Country assessments A-Z
Key findings in 2016
|Percentage of respondents that agree or strongly agree with the following statements||Moldova||Transition region average||Germany||Italy|
|Economic situation better than 4 years ago||8||24||33||7|
|Political situation better than 4 years ago||4||28||17||9|
|Household lives better than 4 years ago||22||29||28||10|
|There is less corruption than 4 years ago||10||23||16||10|
|Satisfied with personal financial situation||17||31||55||33|
Satisfaction with the situation at the country level and with personal circumstances
Only 8 and 4 per cent of respondents, respectively, believe that the economic and political situation in Moldova was better in 2016 than four years prior to the survey. These figures are some of the lowest in the transition region, below the corresponding averages for eastern Europe and the Caucasus (EEC) and the overall averages for the transition countries. Moreover, only 10 per cent of those surveyed think that there was less corruption in 2016 than four years before the survey, a figure in line with Italy but lower than the numbers reported for EEC, the transition region and Germany (at 16, 23 and 16 per cent, respectively).
Only one in five respondents believe that their households lived better in 2016 than they did in the four years before the survey. In addition, a mere 17 per cent of respondents report that they are satisfied with their current personal financial situation, a number significantly below the transition region average of 31 per cent but on a par with the regional average of 17 per cent for EEC.

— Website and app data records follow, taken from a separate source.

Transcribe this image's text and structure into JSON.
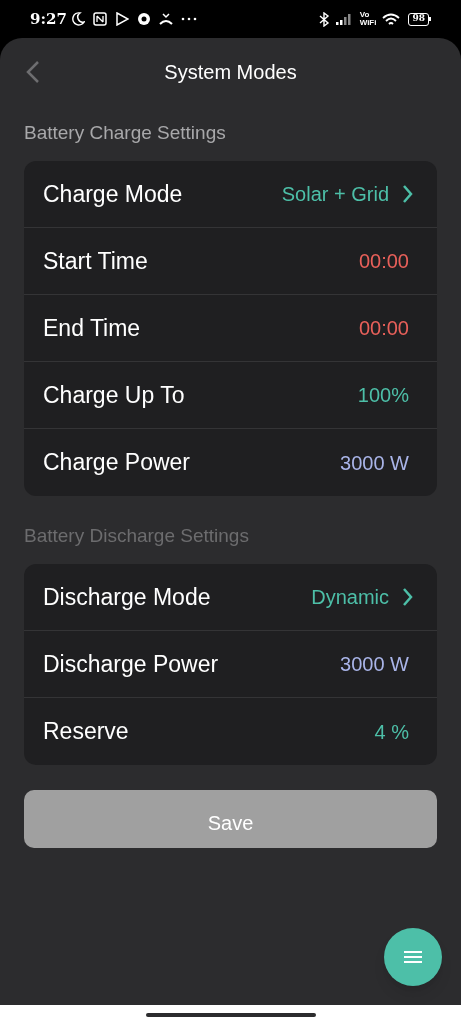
{
  "status_bar": {
    "time": "9:27",
    "volte": "Vo",
    "wifi_label": "WiFi",
    "battery": "98"
  },
  "header": {
    "title": "System Modes"
  },
  "sections": [
    {
      "title": "Battery Charge Settings",
      "dimmed": false,
      "rows": [
        {
          "kind": "nav",
          "label": "Charge Mode",
          "value": "Solar + Grid",
          "color": "#4dbfa8"
        },
        {
          "kind": "value",
          "label": "Start Time",
          "value": "00:00",
          "color": "#e8605a"
        },
        {
          "kind": "value",
          "label": "End Time",
          "value": "00:00",
          "color": "#e8605a"
        },
        {
          "kind": "value",
          "label": "Charge Up To",
          "value": "100%",
          "color": "#4dbfa8"
        },
        {
          "kind": "value",
          "label": "Charge Power",
          "value": "3000 W",
          "color": "#a9b4e8"
        }
      ]
    },
    {
      "title": "Battery Discharge Settings",
      "dimmed": true,
      "rows": [
        {
          "kind": "nav",
          "label": "Discharge Mode",
          "value": "Dynamic",
          "color": "#4dbfa8"
        },
        {
          "kind": "value",
          "label": "Discharge Power",
          "value": "3000 W",
          "color": "#a9b4e8"
        },
        {
          "kind": "value",
          "label": "Reserve",
          "value": "4 %",
          "color": "#4dbfa8"
        }
      ]
    }
  ],
  "save_button": {
    "label": "Save"
  }
}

Life satisfaction in Moldova is the second lowest in the transition region. It has dropped by 6 percentage points since the last survey round, from 30 per cent in 2010 to 24 per cent in 2016, and it is now 19 percentage points below the transition region average. The decline in life satisfaction was especially pronounced among respondents aged 18 to 39. Data also show that there is a positive correlation between reported life satisfaction and one’s income bracket: 47 per cent of those in the upper income group report being satisfied with their life as opposed to only 18 per cent of the poorest respondents.
Optimism in a better future for the younger generation has dropped by 8 percentage points since 2010 and remains below the average for the transition region (50 per cent) at 34 per cent.

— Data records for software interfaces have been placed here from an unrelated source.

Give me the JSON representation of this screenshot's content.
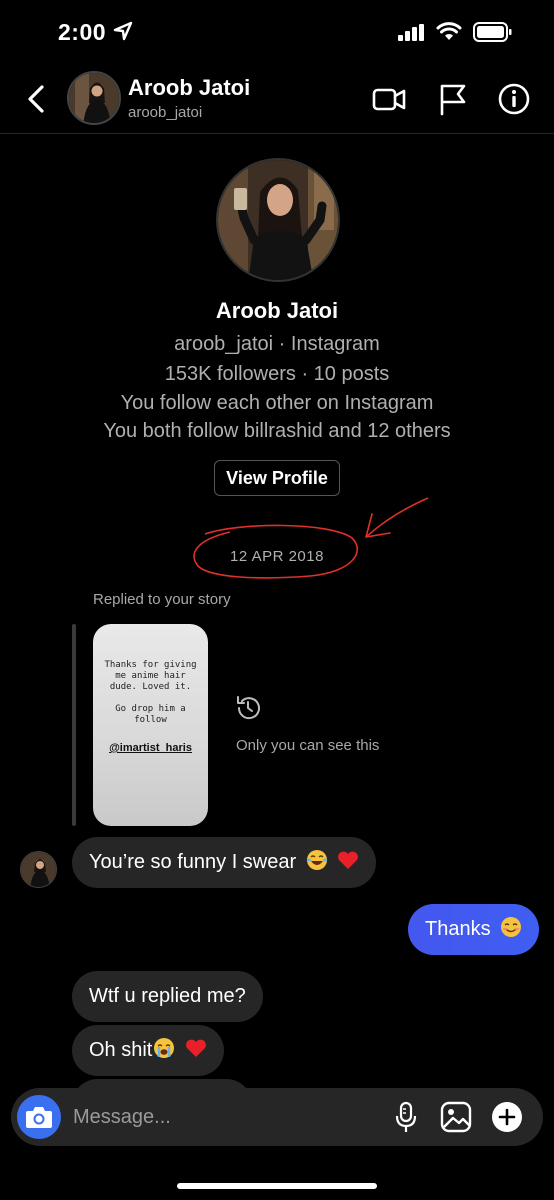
{
  "status_bar": {
    "time": "2:00"
  },
  "header": {
    "name": "Aroob Jatoi",
    "username": "aroob_jatoi"
  },
  "profile": {
    "name": "Aroob Jatoi",
    "line1": "aroob_jatoi · Instagram",
    "line2": "153K followers · 10 posts",
    "line3": "You follow each other on Instagram",
    "line4": "You both follow billrashid and 12 others",
    "view_profile_label": "View Profile"
  },
  "thread": {
    "date": "12 APR 2018",
    "replied_label": "Replied to your story",
    "story_text": "Thanks for giving\nme anime hair\ndude. Loved it.\n\nGo drop him a\nfollow",
    "story_tag": "@imartist_haris",
    "only_you_label": "Only you can see this",
    "messages": [
      {
        "text": "You’re so funny I swear",
        "direction": "incoming"
      },
      {
        "text": "Thanks",
        "direction": "outgoing"
      },
      {
        "text": "Wtf u replied me?",
        "direction": "incoming"
      },
      {
        "text": "Oh shit",
        "direction": "incoming"
      }
    ]
  },
  "composer": {
    "placeholder": "Message..."
  },
  "colors": {
    "accent": "#3f5ef2",
    "bubble_incoming": "#262626",
    "annotation": "#e0302a",
    "camera_button": "#3a70f0"
  },
  "icons": [
    "location-arrow-icon",
    "signal-icon",
    "wifi-icon",
    "battery-icon",
    "back-chevron-icon",
    "video-call-icon",
    "flag-icon",
    "info-icon",
    "history-icon",
    "camera-icon",
    "microphone-icon",
    "gallery-icon",
    "plus-icon"
  ]
}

Attitudes towards democracy and the market economy
Support for democracy has weakened since the last survey, from 53 per cent in 2010 to 43 per cent in 2016. About 30 per cent of respondents express indifference as to the type of political system that should prevail in Moldova, while one in three respondents would favour, under some circumstances, authoritarianism. In addition, 45 per cent of those surveyed support a market economy and another 29 per cent do not have a clear preference for the type of economic system that should prevail in the country. Lastly, when asked a hypothetical question about whether they would rather live in a country with full political liberties but weak economic growth (country B) or in one with limited freedoms and stronger growth (country A), over 90 per cent of Moldovans reported that they would prefer country A.
When asked which democratic institutions exist in Moldova, only 29 per cent of respondents indicated that gender equality is in place in the country, followed by freedom of speech, peace and stability, a strong political opposition and free elections, at 16, 15, 12 and 11 per cent, respectively. These are among the lowest figures reported in the entire transition region.

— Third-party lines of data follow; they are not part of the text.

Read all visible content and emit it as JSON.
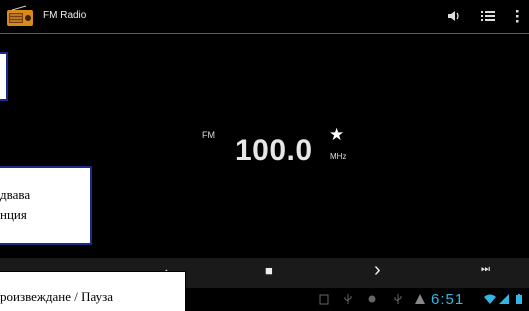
{
  "app": {
    "title": "FM Radio"
  },
  "tuner": {
    "band": "FM",
    "frequency": "100.0",
    "unit": "MHz",
    "favorite_star": "★"
  },
  "controls": {
    "stop_glyph": "■",
    "next_glyph": "›",
    "skip_glyph": "⏭"
  },
  "status_bar": {
    "time": "6:51"
  },
  "callouts": {
    "middle": [
      "двава",
      "нция"
    ],
    "bottom": "роизвеждане / Пауза"
  },
  "colors": {
    "accent": "#33b5e5",
    "divider": "#2b6e8f",
    "callout_border": "#1c2a8c"
  }
}
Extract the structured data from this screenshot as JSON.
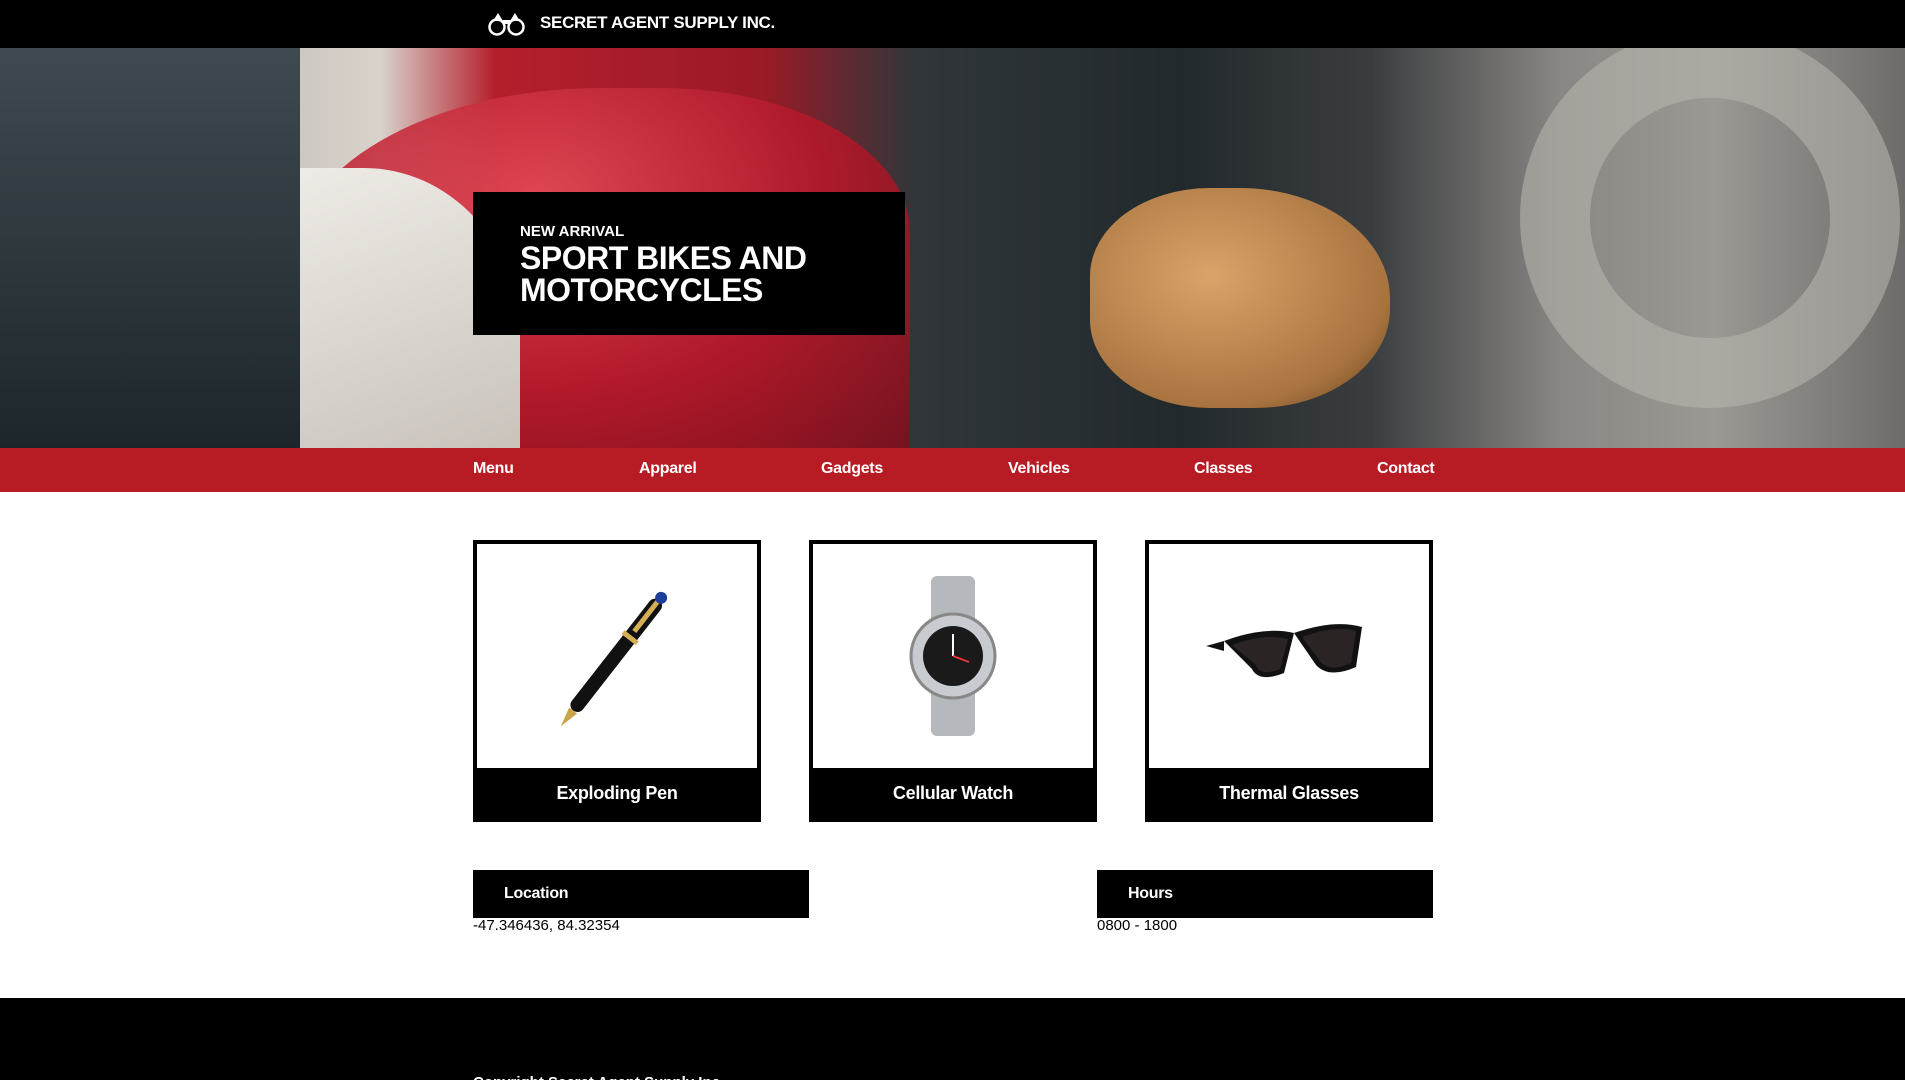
{
  "header": {
    "brand": "SECRET AGENT SUPPLY INC.",
    "logo_icon": "binoculars-icon"
  },
  "hero": {
    "kicker": "NEW ARRIVAL",
    "title": "SPORT BIKES AND MOTORCYCLES"
  },
  "nav": {
    "items": [
      "Menu",
      "Apparel",
      "Gadgets",
      "Vehicles",
      "Classes",
      "Contact"
    ]
  },
  "products": [
    {
      "name": "Exploding Pen"
    },
    {
      "name": "Cellular Watch"
    },
    {
      "name": "Thermal Glasses"
    }
  ],
  "info": {
    "location_label": "Location",
    "location_value": "-47.346436, 84.32354",
    "hours_label": "Hours",
    "hours_value": "0800 - 1800"
  },
  "footer": {
    "copyright": "Copyright Secret Agent Supply Inc."
  },
  "colors": {
    "nav": "#b71c25",
    "header": "#000000"
  }
}
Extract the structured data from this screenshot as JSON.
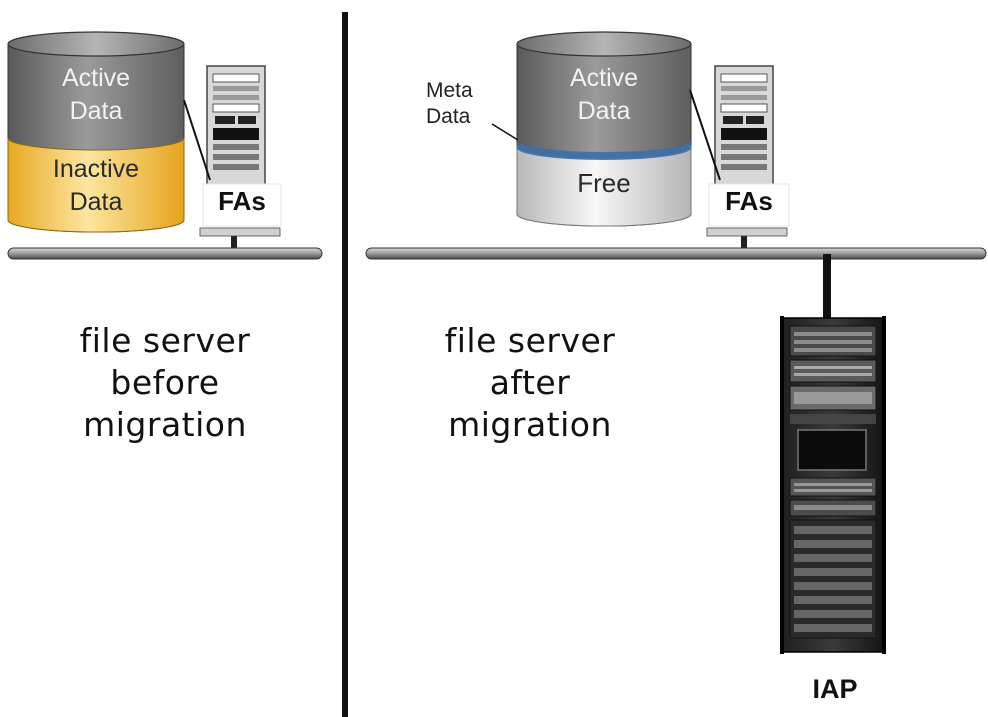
{
  "left_panel": {
    "disk_top_label": "Active\nData",
    "disk_bottom_label": "Inactive\nData",
    "server_label": "FAs",
    "caption": [
      "file server",
      "before",
      "migration"
    ]
  },
  "right_panel": {
    "disk_top_label": "Active\nData",
    "disk_bottom_label": "Free",
    "metadata_label": "Meta\nData",
    "server_label": "FAs",
    "caption": [
      "file server",
      "after",
      "migration"
    ],
    "archive_label": "IAP"
  },
  "colors": {
    "active_data": "#808080",
    "inactive_data": "#f5c33a",
    "free": "#e6e6e6",
    "metadata_band": "#3b6fa5"
  }
}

Priorities for government spending
Government spending on health care should be the first funding priority according to 44 per cent of Moldovan respondents, the sixth highest value in the transition region. In addition, 25 per cent of the population believe that the government should prioritise additional investments in education, while 12 per cent of those surveyed see extra expenditure on pensions as the top priority. Additional results show that around 70 and 67 per cent of those surveyed would be willing to pay more taxes to improve the quality of the public health system and public education, respectively.
Sources of information
The main daily sources of information for Moldovans are television and radio, used each day by 59 per cent of the population, and discussions with family, friends or colleagues, mentioned by 51 per cent of respondents. Internet and social media usage has doubled since the last survey, from 20 per cent in 2010 to 40 per cent in 2016, and is now above the transition region average and in line with the corresponding values for the Western comparators. Newspapers and magazines are read on a daily basis by approximately 7 per cent of the interviewed respondents, below the corresponding figures for the transition region, Germany and Italy, but above the EEC average.
Moldova reports one of the lowest levels of positive health self-assessments in the transition region, with only 43 per cent of respondents considering their health to be “good” or “very good”. Self-assessed health is negatively correlated with age and positively with one’s income. Additional analysis of the LiTS III data shows that, compared to 2010, there has been an increase of 7 points in the percentage of Moldovans who believe themselves to be in good health.
Quality of public services
The majority of Moldovans are satisfied with the quality of public services in their country, with the only exceptions being local roads, which cause dissatisfaction to 81 per cent of those surveyed. The remaining figures range from an 84 per cent satisfaction rate for the quality of telephone lines to a 68 per cent satisfaction rate for the quality of heating services.
Social and economic mobility
When respondents were asked from a list of options what they thought were the most important factors for success in life in their country, 65 per cent of Moldovans chose “effort and hard work”, the third highest percentage for that specific response option in the transition region, while 17 per cent of those surveyed opted for “intelligence and skills”. An additional 11 per cent of Moldovan respondents answered “political contacts”.
Attitudes towards women
85 per cent of interviewed respondents think it is important for their daughter to achieve a university education, while 85 and 83 per cent of female and male respondents, respectively, believe that women are as competent as men as business executives. However, 42 and 57 per cent of female and male respondents, respectively, think that men make better political leaders than women. In addition, about 44 per cent of respondents of either gender think that a woman should do the household chores, even if her husband is not working, and around 65 per cent favour a traditional family arrangement where the man works and the woman takes care of the house and children.